● Task objective: Everything in the records below goes into the copy exactly, except the pictures.
*** Material supplied ***
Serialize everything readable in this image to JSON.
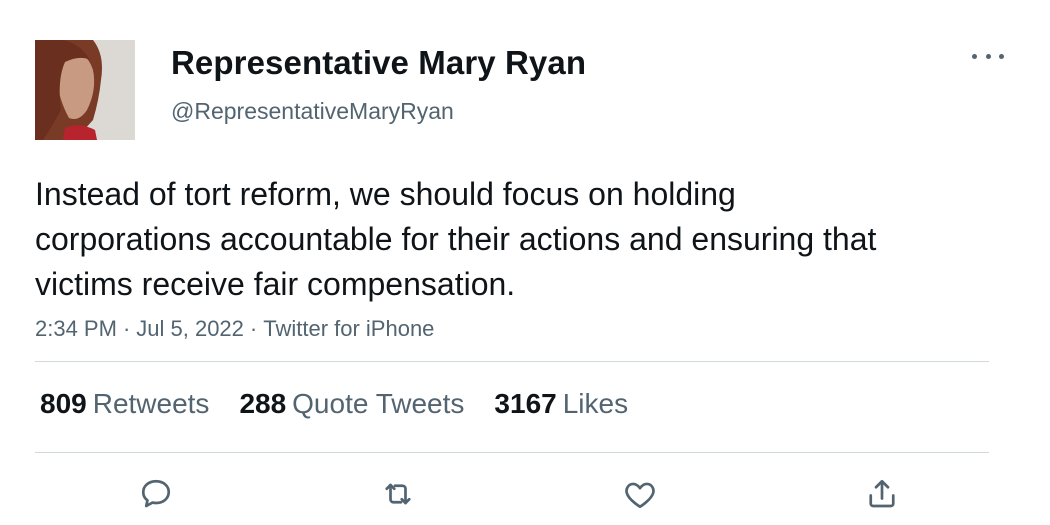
{
  "author": {
    "display_name": "Representative Mary Ryan",
    "handle": "@RepresentativeMaryRyan"
  },
  "tweet": {
    "text": "Instead of tort reform, we should focus on holding corporations accountable for their actions and ensuring that victims receive fair compensation.",
    "time": "2:34 PM",
    "date": "Jul 5, 2022",
    "source": "Twitter for iPhone",
    "separator": "·"
  },
  "stats": {
    "retweets": {
      "count": "809",
      "label": "Retweets"
    },
    "quotes": {
      "count": "288",
      "label": "Quote Tweets"
    },
    "likes": {
      "count": "3167",
      "label": "Likes"
    }
  },
  "actions": [
    "reply-icon",
    "retweet-icon",
    "like-icon",
    "share-icon"
  ],
  "colors": {
    "text_primary": "#0f1419",
    "text_secondary": "#536471",
    "divider": "#cfd9de"
  }
}
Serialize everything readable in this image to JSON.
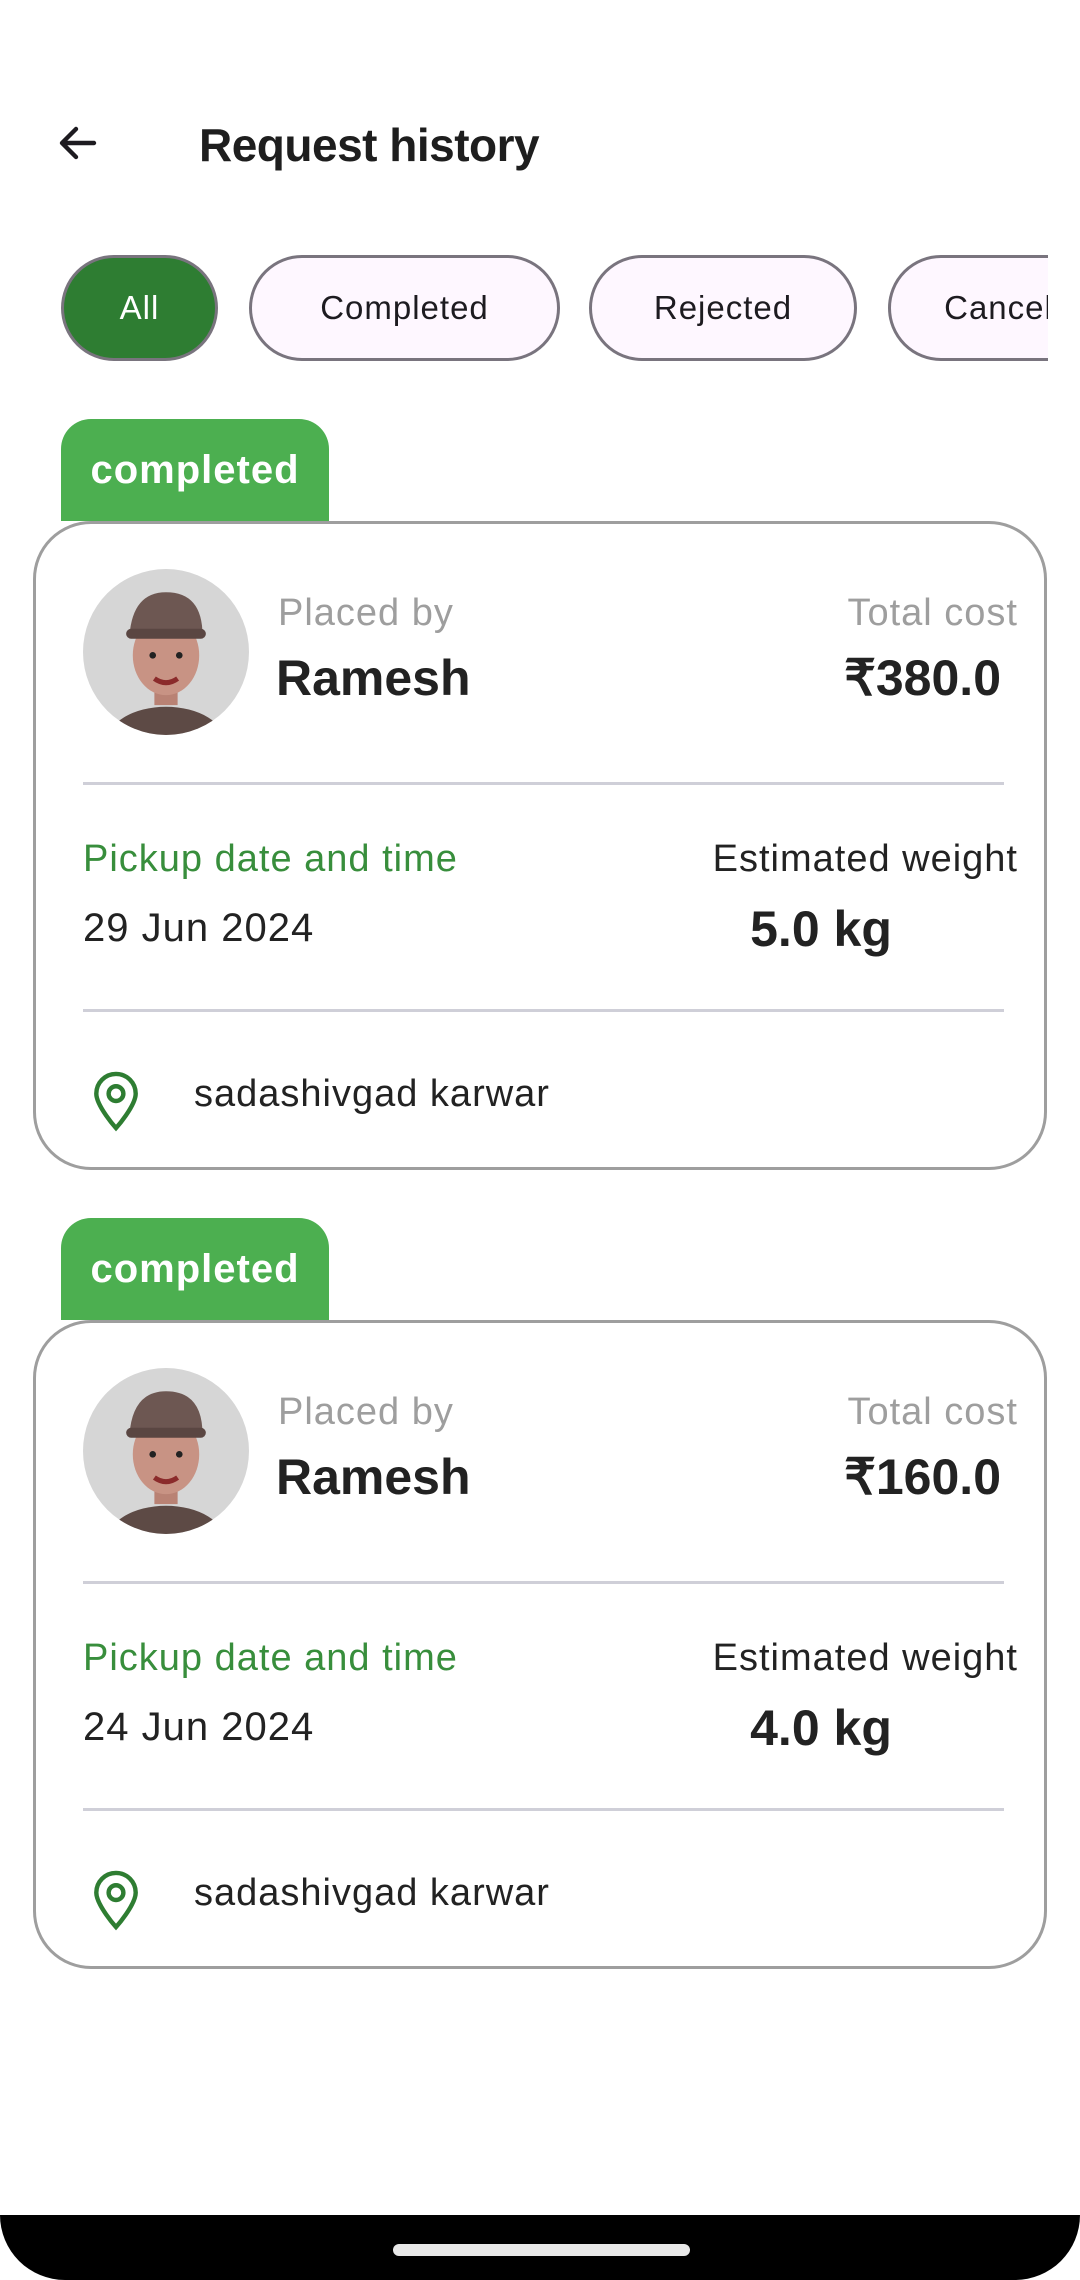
{
  "header": {
    "title": "Request history",
    "back_icon": "arrow-left-icon"
  },
  "filters": [
    {
      "label": "All",
      "active": true
    },
    {
      "label": "Completed",
      "active": false
    },
    {
      "label": "Rejected",
      "active": false
    },
    {
      "label": "Cancelled",
      "active": false
    }
  ],
  "requests": [
    {
      "status": "completed",
      "placed_by_label": "Placed by",
      "name": "Ramesh",
      "total_cost_label": "Total cost",
      "total_cost": "₹380.0",
      "pickup_label": "Pickup date and time",
      "pickup_date": "29 Jun 2024",
      "weight_label": "Estimated weight",
      "weight": "5.0 kg",
      "location": "sadashivgad karwar"
    },
    {
      "status": "completed",
      "placed_by_label": "Placed by",
      "name": "Ramesh",
      "total_cost_label": "Total cost",
      "total_cost": "₹160.0",
      "pickup_label": "Pickup date and time",
      "pickup_date": "24 Jun 2024",
      "weight_label": "Estimated weight",
      "weight": "4.0 kg",
      "location": "sadashivgad karwar"
    }
  ],
  "colors": {
    "primary": "#2e7d32",
    "badge": "#4caf50",
    "label_green": "#388e3c"
  }
}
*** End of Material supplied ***
● Result of the task:
Serialize everything readable in this image to JSON.
{
  "author": {
    "display_name": "Representative Mary Ryan",
    "handle": "@RepresentativeMaryRyan"
  },
  "tweet": {
    "text": "Instead of tort reform, we should focus on holding corporations accountable for their actions and ensuring that victims receive fair compensation.",
    "time": "2:34 PM",
    "date": "Jul 5, 2022",
    "source": "Twitter for iPhone",
    "separator": "·"
  },
  "stats": {
    "retweets": {
      "count": "809",
      "label": "Retweets"
    },
    "quotes": {
      "count": "288",
      "label": "Quote Tweets"
    },
    "likes": {
      "count": "3167",
      "label": "Likes"
    }
  },
  "actions": [
    "reply-icon",
    "retweet-icon",
    "like-icon",
    "share-icon"
  ],
  "colors": {
    "text_primary": "#0f1419",
    "text_secondary": "#536471",
    "divider": "#cfd9de"
  }
}
Serialize everything readable in this image to JSON.
{
  "header": {
    "title": "Request history",
    "back_icon": "arrow-left-icon"
  },
  "filters": [
    {
      "label": "All",
      "active": true
    },
    {
      "label": "Completed",
      "active": false
    },
    {
      "label": "Rejected",
      "active": false
    },
    {
      "label": "Cancelled",
      "active": false
    }
  ],
  "requests": [
    {
      "status": "completed",
      "placed_by_label": "Placed by",
      "name": "Ramesh",
      "total_cost_label": "Total cost",
      "total_cost": "₹380.0",
      "pickup_label": "Pickup date and time",
      "pickup_date": "29 Jun 2024",
      "weight_label": "Estimated weight",
      "weight": "5.0 kg",
      "location": "sadashivgad karwar"
    },
    {
      "status": "completed",
      "placed_by_label": "Placed by",
      "name": "Ramesh",
      "total_cost_label": "Total cost",
      "total_cost": "₹160.0",
      "pickup_label": "Pickup date and time",
      "pickup_date": "24 Jun 2024",
      "weight_label": "Estimated weight",
      "weight": "4.0 kg",
      "location": "sadashivgad karwar"
    }
  ],
  "colors": {
    "primary": "#2e7d32",
    "badge": "#4caf50",
    "label_green": "#388e3c"
  }
}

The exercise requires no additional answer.